Since 2001, our culture has been marked by both the expansion of politically-tinged comedy and the harrowing, exponential growth of violent tragedies across the nation. Back in 2001, Jon Stewart delivered the most famous response by a comedian to the attacks on New York City on September 11th, and Saturday Night Live went on hiatus before inviting Rudy Giuliani onto the show with Paul Simon, to deliver a memorial address before performing sketches once again. When Giuliani performed, offering his “permission” to Lorne Michaels to restart the show, Michaels asked, “can we be funny?”
That question feels terribly prescient, more than a decade later, as the press is marred with the news of what feels like one tragic mass shooting after another. Shows like The Daily Show, now helmed disappointingly by Trevor Noah, Last Week Tonight with John Oliver and Full Frontal with Samantha Bee, comment satirically on the political sphere week after week. In doing this, they’re forced to comment, using whatever tone they deem most appropriate, on each national tragedy.
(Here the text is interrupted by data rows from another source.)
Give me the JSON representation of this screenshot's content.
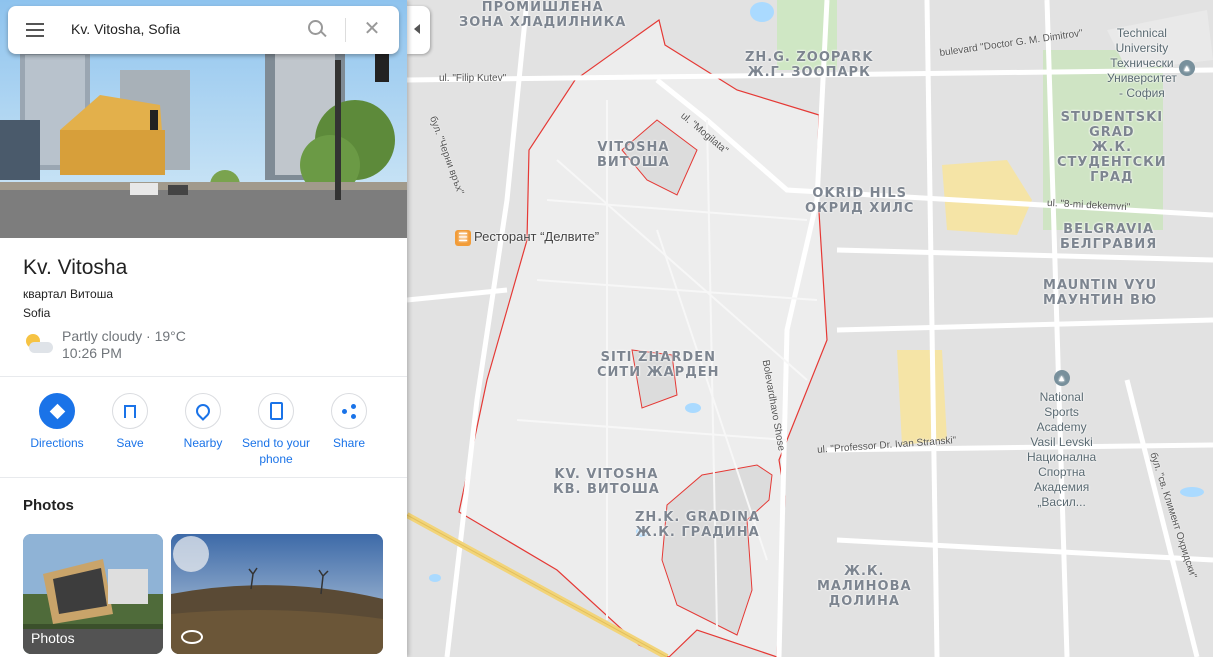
{
  "search": {
    "value": "Kv. Vitosha, Sofia"
  },
  "place": {
    "title": "Kv. Vitosha",
    "subtitle": "квартал Витоша",
    "city": "Sofia",
    "weather": {
      "condition": "Partly cloudy · 19°C",
      "time": "10:26 PM"
    }
  },
  "actions": [
    {
      "label": "Directions",
      "icon": "directions-icon"
    },
    {
      "label": "Save",
      "icon": "bookmark-icon"
    },
    {
      "label": "Nearby",
      "icon": "nearby-icon"
    },
    {
      "label": "Send to your phone",
      "icon": "send-to-phone-icon"
    },
    {
      "label": "Share",
      "icon": "share-icon"
    }
  ],
  "photos": {
    "heading": "Photos",
    "tile1_label": "Photos"
  },
  "map_labels": {
    "promishlena": "ПРОМИШЛЕНА\nЗОНА ХЛАДИЛНИКА",
    "zoopark": "ZH.G. ZOOPARK\nЖ.Г. ЗООПАРК",
    "vitosha_small": "VITOSHA\nВИТОША",
    "okrid": "OKRID HILS\nОКРИД ХИЛС",
    "studentski": "STUDENTSKI\nGRAD\nЖ.К.\nСТУДЕНТСКИ\nГРАД",
    "belgravia": "BELGRAVIA\nБЕЛГРАВИЯ",
    "mauntin": "MAUNTIN VYU\nМАУНТИН ВЮ",
    "siti": "SITI ZHARDEN\nСИТИ ЖАРДЕН",
    "kv_vitosha": "KV. VITOSHA\nКВ. ВИТОША",
    "gradina": "ZH.K. GRADINA\nЖ.К. ГРАДИНА",
    "malinova": "Ж.К.\nМАЛИНОВА\nДОЛИНА",
    "restaurant": "Ресторант “Делвите”",
    "tech_uni": "Technical\nUniversity\nТехнически\nУниверситет\n- София",
    "nsa": "National\nSports\nAcademy\nVasil Levski\nНационална\nСпортна\nАкадемия\n„Васил..."
  },
  "road_labels": {
    "filip": "ul. \"Filip Kutev\"",
    "dimitrov": "bulevard \"Doctor G. M. Dimitrov\"",
    "moglata": "ul. \"Mogilata\"",
    "cherni": "бул. \"Черни връх\"",
    "dekemvri": "ul. \"8-mi dekemvri\"",
    "stranski": "ul. \"Professor Dr. Ivan Stranski\"",
    "boyansko": "Bolevardhavo Shose",
    "ohridski": "бул. \"св. Климент Охридски\""
  },
  "colors": {
    "accent": "#1a73e8",
    "boundary": "#e53935",
    "road_major": "#f2d479"
  }
}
One only has to search “John Oliver + shooting” to find far too many videos of Oliver either performing satirically on the state of mental health in America, police militarization in Ferguson, or the church shooting in South Carolina. The fact that Oliver’s repertoire has collected so many musings on gun violence and hate crimes is a product of our culture — it’s not his fault that violent radicals make the news so often — but it’s still a grotesque series of videos.
Oliver chose to comment without comedy on the shooting in Orlando – when a violent, homophobic American allying himself with ISIS gunned down a gay club, killing 50 people – without using jokes. He delivered a quick, sober address pre-show. “This pain is so familiar,” Oliver said, citing the attacks in Paris. He ran a clip of the hundreds of volunteers in line for blood donation (which has its own stupid, discriminatory problems, leaving his address on a hopeful note. “And now,” Oliver said, “please our stupid show,” and HBO cut to his opening sequence.
Though it feels particularly gruesome to comment on Oliver’s commentary — two degrees away from an honest reaction to the horrific slaughtering of people who believed they were in a safe place — it’s still worth mentioning that Oliver continues to carry himself respectably. The truth is that many of us look to comedic, late-night hosts for emotionally resonant, complex reactions to the worst of the world. While news anchors at CNN have one role to play in tragic situations like this, folks like John Oliver and Trevor Noah operate with a different objective: to remain respectful of victims and those shocked by violence, while still framing the news of each week through a comedic lens.
In 2001, Lorne Michaels asked Rudy Giuliani, and effectively, the rest of his TV audience, “can we be funny?” In 2016, we’re still hoping that our comedians can pull it off.